====== DATA FOR THIS EXERCISE ======

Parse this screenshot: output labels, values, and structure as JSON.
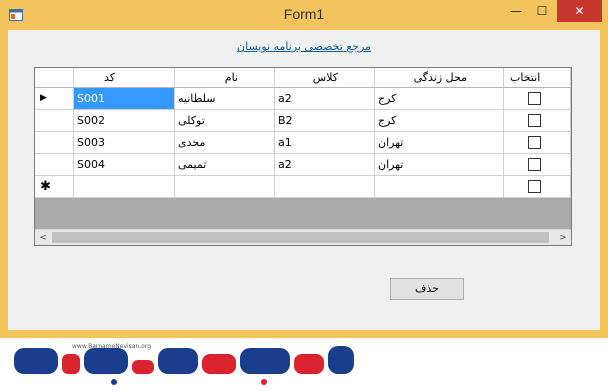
{
  "window": {
    "title": "Form1",
    "minimize_glyph": "—",
    "maximize_glyph": "☐",
    "close_glyph": "✕"
  },
  "form": {
    "link_text": "مرجع تخصصی برنامه نویسان",
    "delete_button_label": "حذف"
  },
  "grid": {
    "columns": [
      "کد",
      "نام",
      "کلاس",
      "محل زندگی",
      "انتخاب"
    ],
    "rows": [
      {
        "code": "S001",
        "name": "سلطانیه",
        "class": "a2",
        "city": "کرج",
        "checked": false,
        "current": true
      },
      {
        "code": "S002",
        "name": "توکلی",
        "class": "B2",
        "city": "کرج",
        "checked": false,
        "current": false
      },
      {
        "code": "S003",
        "name": "محدی",
        "class": "a1",
        "city": "تهران",
        "checked": false,
        "current": false
      },
      {
        "code": "S004",
        "name": "تمیمی",
        "class": "a2",
        "city": "تهران",
        "checked": false,
        "current": false
      }
    ],
    "current_row_glyph": "▶",
    "new_row_glyph": "✱",
    "scroll_left_glyph": "<",
    "scroll_right_glyph": ">"
  },
  "banner": {
    "url_text": "www.BarnameNevisan.org",
    "logo_text": "برنامه نویسان",
    "colors": {
      "blue": "#1a3e8c",
      "red": "#d9232e"
    }
  },
  "colors": {
    "window_frame": "#f3c45c",
    "close_button": "#c7372f",
    "selection": "#3399ff",
    "grid_empty_area": "#ababab"
  }
}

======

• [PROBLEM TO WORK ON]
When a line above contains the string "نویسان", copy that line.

• [TASK RESPONSE]
    "link_text": "مرجع تخصصی برنامه نویسان",
    "logo_text": "برنامه نویسان",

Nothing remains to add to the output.